    • Will observe round strikes and relay corrections and battle damage assessments to the mortar team in an efficient manner
    • May use the Vector 21B and DAGR system to provide grid references to the mortar team
      • Alternatively will use map tools, compass and GPS

Call For Fire

For a spotter or forward observer to call in a mortar strike they must tell the mortar crew what they want to hit and precisely where it is. This is done through a radio call known as a call for fire.

Step Description Example
1. Observer Identification
  • Standard RATEL identification
Steelrain this is Foxtrot 1 – 1
2. Warning Order
Request fire mission
3. Target Location
  • A map reference to the target, hopefully 8 digits to be more accurate
Grid 1015-0995
4. Target Description
  • A quick description of target and any special info about cover or location
Enemy machine gun nest in light cover
5. Method of engagement
  • Let the mortar team know anything about friendlies, call danger
    close here if within 600m
Danger close, friendlies 400m south
6. Method of fire and control
  • Adjust fire (one round for bracketing), or Fire for Effect (in and around the area)
  • Number and type of rounds (HE, Smoke, Illum, WP)
  • Method of fire control, either fire when ready, on my command, or at a time
Adjust fire, 1 round – HE, Fire when ready

Calculating a firing solution *ACE2 Information, Not Relevant in A3 To Date

Due to the steep angle that mortars traditionally fire on, each outgoing round is not aimed in the same way that a rifle or handgun is, rather the projected distance is estimated based on the angle that the mortar barrel is at when fired and how much explosive is used to propel the round on it’s way.

Working out the direction to target (Deflection)

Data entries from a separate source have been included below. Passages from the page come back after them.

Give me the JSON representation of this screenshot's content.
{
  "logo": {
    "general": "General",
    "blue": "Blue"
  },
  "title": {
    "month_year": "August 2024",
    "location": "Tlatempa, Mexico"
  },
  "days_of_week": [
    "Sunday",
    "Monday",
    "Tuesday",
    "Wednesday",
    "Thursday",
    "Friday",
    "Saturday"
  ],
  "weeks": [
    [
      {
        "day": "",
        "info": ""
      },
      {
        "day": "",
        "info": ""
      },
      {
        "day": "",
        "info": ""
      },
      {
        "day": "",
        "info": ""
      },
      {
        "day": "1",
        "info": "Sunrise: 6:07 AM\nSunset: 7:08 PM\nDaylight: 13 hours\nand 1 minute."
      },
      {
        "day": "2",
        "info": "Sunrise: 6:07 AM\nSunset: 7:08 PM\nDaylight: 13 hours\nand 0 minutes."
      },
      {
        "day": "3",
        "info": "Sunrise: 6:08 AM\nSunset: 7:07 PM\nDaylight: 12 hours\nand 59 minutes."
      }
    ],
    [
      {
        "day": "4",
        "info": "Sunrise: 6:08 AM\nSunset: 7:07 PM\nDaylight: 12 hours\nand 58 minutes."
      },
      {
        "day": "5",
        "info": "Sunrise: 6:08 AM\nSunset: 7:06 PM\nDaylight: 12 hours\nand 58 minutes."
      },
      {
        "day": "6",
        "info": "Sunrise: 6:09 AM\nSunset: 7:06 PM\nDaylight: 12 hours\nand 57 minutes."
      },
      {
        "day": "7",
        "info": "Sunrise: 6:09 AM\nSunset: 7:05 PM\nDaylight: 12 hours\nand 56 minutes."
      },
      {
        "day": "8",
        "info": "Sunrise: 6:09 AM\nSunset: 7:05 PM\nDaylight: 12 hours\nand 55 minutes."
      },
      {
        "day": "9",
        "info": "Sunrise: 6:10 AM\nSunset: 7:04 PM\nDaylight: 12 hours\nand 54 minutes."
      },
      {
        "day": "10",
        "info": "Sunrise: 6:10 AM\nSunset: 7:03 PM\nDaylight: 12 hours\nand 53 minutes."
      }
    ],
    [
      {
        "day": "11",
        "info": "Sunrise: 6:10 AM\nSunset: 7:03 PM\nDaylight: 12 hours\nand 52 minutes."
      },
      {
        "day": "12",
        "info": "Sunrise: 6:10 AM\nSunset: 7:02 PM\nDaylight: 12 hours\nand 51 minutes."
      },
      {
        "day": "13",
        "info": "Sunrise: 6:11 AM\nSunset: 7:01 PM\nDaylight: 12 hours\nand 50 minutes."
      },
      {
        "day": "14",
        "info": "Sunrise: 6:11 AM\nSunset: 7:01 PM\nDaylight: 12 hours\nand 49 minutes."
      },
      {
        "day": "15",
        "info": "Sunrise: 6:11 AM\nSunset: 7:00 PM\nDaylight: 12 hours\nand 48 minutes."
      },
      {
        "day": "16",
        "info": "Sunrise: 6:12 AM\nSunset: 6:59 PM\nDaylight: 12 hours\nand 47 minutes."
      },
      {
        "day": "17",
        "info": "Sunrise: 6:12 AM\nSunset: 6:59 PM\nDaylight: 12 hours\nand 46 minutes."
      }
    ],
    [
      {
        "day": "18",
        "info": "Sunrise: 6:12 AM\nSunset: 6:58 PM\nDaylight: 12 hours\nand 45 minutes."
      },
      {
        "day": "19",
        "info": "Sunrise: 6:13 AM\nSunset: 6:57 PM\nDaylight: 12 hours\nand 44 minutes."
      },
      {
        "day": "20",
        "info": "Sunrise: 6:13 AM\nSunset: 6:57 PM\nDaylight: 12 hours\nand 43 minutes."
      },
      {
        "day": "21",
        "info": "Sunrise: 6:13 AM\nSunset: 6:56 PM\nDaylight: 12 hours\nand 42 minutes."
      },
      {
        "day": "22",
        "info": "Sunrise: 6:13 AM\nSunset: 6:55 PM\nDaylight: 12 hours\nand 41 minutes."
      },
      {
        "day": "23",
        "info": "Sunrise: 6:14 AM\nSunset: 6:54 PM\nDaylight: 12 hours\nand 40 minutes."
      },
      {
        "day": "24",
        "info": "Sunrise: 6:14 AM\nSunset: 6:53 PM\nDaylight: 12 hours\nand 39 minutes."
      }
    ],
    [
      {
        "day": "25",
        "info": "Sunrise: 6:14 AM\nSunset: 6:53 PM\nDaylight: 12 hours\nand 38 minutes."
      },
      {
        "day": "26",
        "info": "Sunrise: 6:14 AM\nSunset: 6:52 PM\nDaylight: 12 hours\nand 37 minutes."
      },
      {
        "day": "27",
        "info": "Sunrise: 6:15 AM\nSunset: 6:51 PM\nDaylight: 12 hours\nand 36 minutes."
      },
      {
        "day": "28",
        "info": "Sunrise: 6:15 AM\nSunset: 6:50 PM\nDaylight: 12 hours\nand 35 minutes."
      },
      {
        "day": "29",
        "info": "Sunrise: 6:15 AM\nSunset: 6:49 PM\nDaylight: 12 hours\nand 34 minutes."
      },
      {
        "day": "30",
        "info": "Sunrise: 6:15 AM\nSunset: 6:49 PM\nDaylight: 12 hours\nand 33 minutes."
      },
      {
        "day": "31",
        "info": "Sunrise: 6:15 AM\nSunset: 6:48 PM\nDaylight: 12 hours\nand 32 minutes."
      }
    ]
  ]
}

When firing the mortar targets are aimed by giving a deflection or difference figure from the initial position of the barrel. To calculate this deflection we need to know three things:

  • The mortar’s current grid reference (8 digit grid preferred. eg: 1085 2034)
  • The mortar barrel’s initial heading (in milliradians* See below)
  • The target’s grid reference (8 digit grid preferred)

Important!

Milliradians is the measure of the angle of a circle. Much like degrees, although while there are 360 degrees in a full circle, there are 6400 milliradians in a circle – making it much more accurate.

To work out the overall direction to the target there are two main ways in ACE:

  1. Use the DAGR
  2. Use the Maptools

There are pros and cons to each method. Using the DAGR is arguably quickly, especially if you use Axyl’s clickable map DAGR mod, although it will give the result in degrees which is slightly less accurate, as well some maps are not 100% compatible with the DAGR and may give unusual readings. Using Maptools is a little more time consuming, and although it gives the result in milliradians, it can be hard to read resulting in slightly incorrect directions. As a dealbreaking positive, in some instances the DAGR may not work properly and Maptools will be the only way you can find the direction.

Working out direction to target using a DAGR

  1. Open up the DAGR Main Menu (Shift + Home)
  2. Enter the grid into the DAGR (Either via the ‘Enter Waypoint’ menu item on the DAGR or by using Axyl’s clickable map DAGR mod
  3. Use the ‘Goto WP’ option and select the newly entered grid
  4. Press the Home key to open the DAGR info screen
    1. The track figure (bottom left) is the direction to the target in degrees
  5. Multiply the track figure by 17.8 to get the approximate milliradian direction to the target

 

Working out direction to target using MapTools

  1. Open the standard map
  2. Press and hold [ and click on the mortar location
  3. Press and hold ] and clock on the target location
  4. Hold mouse cursor over the beginning of the line (mortar location) and press H
    1. A compass should appear, with the centre point now located on the mortar position
  5. Hold the mouse cursor over the end of the line (target location) and press J
    1. The compass should now re-orient so that the black dot is still on the mortar position the the red line is facing toward the target
  6. Read the numbers on the outside of the compass to show the direction in milliradians – note that they are in divisions of 100, so being at 5 means 500milliradians. Conversely halfway between 5 and 6 would be 550 milliradians.